Michelle Alexander, author of The New Jim Crow, writes in the July issue of Sojourners Magazine that when it comes to the U.S. system of mass incarceration, “We face a profound moral and spiritual crisis, not merely a social, political, or economic one.” Alexander references the newly released book by Prison Studies Project Director Dr. Kaia Stern regarding our moral and spiritual obligation to dismantle the U.S. penal system, i.e. the New Jim Crow.
As excerpted from the article:
“The system of mass incarceration is rotten to its core. As Kaia Stern eloquently explains in her book Voices from American Prisons, the quintupling of our prison populations in a few short decades and the relegation of tens of millions of people to a permanent second-class status is a reflection of the fact that we in the United States are captive to a ‘spirit of punishment.’ She writes, ‘There is no more pressing human rights issue, no more urgent spiritual crossroads or threat to democracy, than the current penal crisis.'”
“The ultimate question for us, as people of faith and conscience,” Alexander continues, “is whether we are willing to rise to the challenge this moment in our history presents…It will require great courage, and some real sacrifice, to stand up for, and to stand with, the ‘least of these’–the criminals, the felons, the despised, and the ‘illegals’–and to insist publicly on their humanity, dignity and value in the eyes of God. It will not be easy for people to learn to care for the drug addict and the drug dealer, or to see that the victim of a horrible crime as well as the perpetuator are both children of God and worthy of our profound care and concern. People may be reluctant to see that the woman who crossed the border illegally in the hopes of a better life deserves our sincere compassion, as does the young man who sold some weed to help the mother of his child pay the rent. Cultivating such a shift in consciousness will require the birth of a movement unlike anything this nation has ever seen–one that is rooted in the awareness of the fundamental dignity and basic human rights of each and every one of us, no matter who we are, where we came from, or what we’ve done.”
Alexander concludes by outlining three steps that should be taken for building a transformative movement for justice.
1. Awakening: “It is impossible to build a transformative movement for justice if people remain in the dark about the magnitude of the crisis at hand, its origins, and its racial, economic, and political dimensions.”

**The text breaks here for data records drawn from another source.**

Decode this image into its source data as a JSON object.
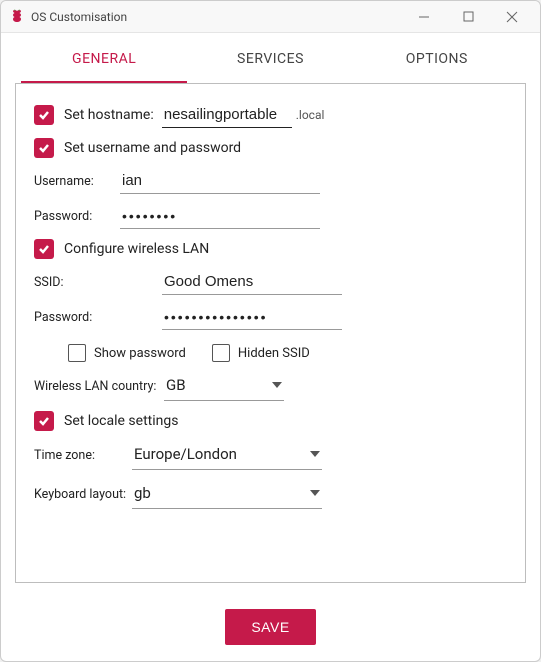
{
  "window": {
    "title": "OS Customisation"
  },
  "tabs": {
    "general": "GENERAL",
    "services": "SERVICES",
    "options": "OPTIONS",
    "active": "general"
  },
  "hostname": {
    "section_label": "Set hostname:",
    "value": "nesailingportable",
    "suffix": ".local"
  },
  "user": {
    "section_label": "Set username and password",
    "username_label": "Username:",
    "username_value": "ian",
    "password_label": "Password:",
    "password_value": "••••••••"
  },
  "wifi": {
    "section_label": "Configure wireless LAN",
    "ssid_label": "SSID:",
    "ssid_value": "Good Omens",
    "password_label": "Password:",
    "password_value": "•••••••••••••••",
    "show_password_label": "Show password",
    "hidden_ssid_label": "Hidden SSID",
    "country_label": "Wireless LAN country:",
    "country_value": "GB"
  },
  "locale": {
    "section_label": "Set locale settings",
    "timezone_label": "Time zone:",
    "timezone_value": "Europe/London",
    "keyboard_label": "Keyboard layout:",
    "keyboard_value": "gb"
  },
  "footer": {
    "save_label": "SAVE"
  },
  "colors": {
    "accent": "#c51a4a"
  }
}
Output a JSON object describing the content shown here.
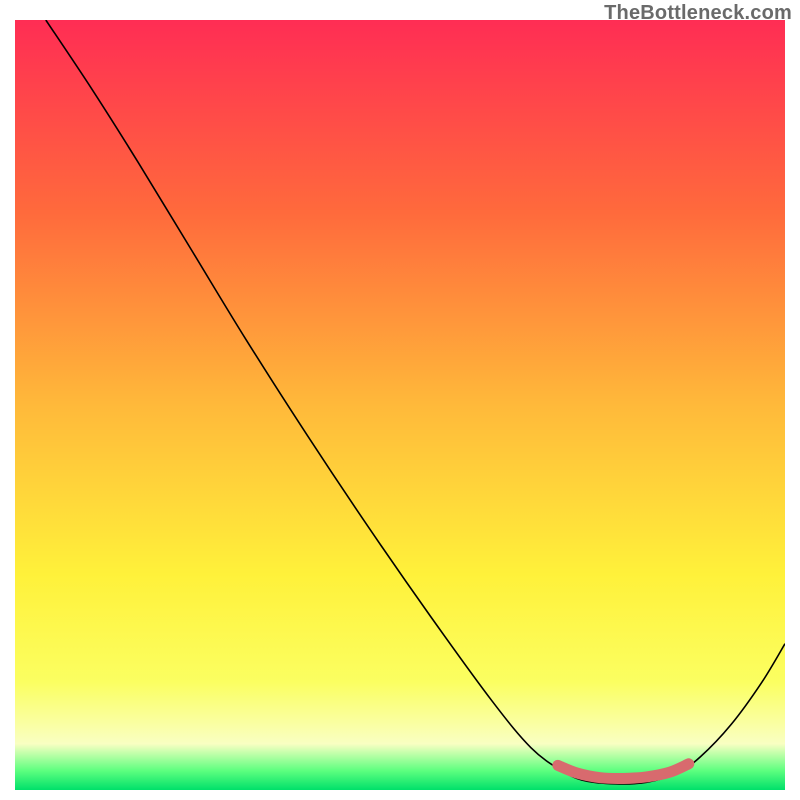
{
  "attribution": "TheBottleneck.com",
  "chart_data": {
    "type": "line",
    "title": "",
    "xlabel": "",
    "ylabel": "",
    "xlim": [
      0,
      100
    ],
    "ylim": [
      0,
      100
    ],
    "grid": false,
    "legend": false,
    "background_gradient": {
      "stops": [
        {
          "offset": 0.0,
          "color": "#ff2d54"
        },
        {
          "offset": 0.25,
          "color": "#ff6a3c"
        },
        {
          "offset": 0.5,
          "color": "#ffb93a"
        },
        {
          "offset": 0.72,
          "color": "#fff13a"
        },
        {
          "offset": 0.86,
          "color": "#fbff61"
        },
        {
          "offset": 0.94,
          "color": "#f9ffc2"
        },
        {
          "offset": 0.975,
          "color": "#5dff7f"
        },
        {
          "offset": 1.0,
          "color": "#00e06a"
        }
      ]
    },
    "series": [
      {
        "name": "bottleneck-curve",
        "stroke": "#000000",
        "stroke_width": 1.6,
        "points": [
          {
            "x": 4,
            "y": 100
          },
          {
            "x": 10,
            "y": 91
          },
          {
            "x": 16,
            "y": 81.5
          },
          {
            "x": 23,
            "y": 70
          },
          {
            "x": 30,
            "y": 58.5
          },
          {
            "x": 38,
            "y": 46
          },
          {
            "x": 46,
            "y": 34
          },
          {
            "x": 54,
            "y": 22.5
          },
          {
            "x": 62,
            "y": 11.5
          },
          {
            "x": 67,
            "y": 5.5
          },
          {
            "x": 71,
            "y": 2.5
          },
          {
            "x": 74,
            "y": 1.2
          },
          {
            "x": 78,
            "y": 0.8
          },
          {
            "x": 82,
            "y": 1.0
          },
          {
            "x": 86,
            "y": 2.2
          },
          {
            "x": 89,
            "y": 4.3
          },
          {
            "x": 93,
            "y": 8.5
          },
          {
            "x": 97,
            "y": 14
          },
          {
            "x": 100,
            "y": 19
          }
        ]
      },
      {
        "name": "optimal-band-marker",
        "stroke": "#d86a6e",
        "stroke_width": 11,
        "linecap": "round",
        "points": [
          {
            "x": 70.5,
            "y": 3.2
          },
          {
            "x": 73,
            "y": 2.2
          },
          {
            "x": 76,
            "y": 1.6
          },
          {
            "x": 79,
            "y": 1.5
          },
          {
            "x": 82,
            "y": 1.7
          },
          {
            "x": 85,
            "y": 2.3
          },
          {
            "x": 87.5,
            "y": 3.4
          }
        ]
      }
    ]
  }
}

2. Building an Underground Railroad: …”for people trying to make a break for true freedom in the era of mass incarceration and who desperately need help finding shelter, food, work, and reunification with their families.”
3. Working for Abolition: Involves four parts, (1) Ending the drug war, (2) Ending all forms of unnecessary yet legal discrimination against people with criminal records, (3) Abandoning a purely punitive approach to dealing with violence, and (4) Dismantling the school-to-prison pipeline by ending zero-tolerance school discipline policies.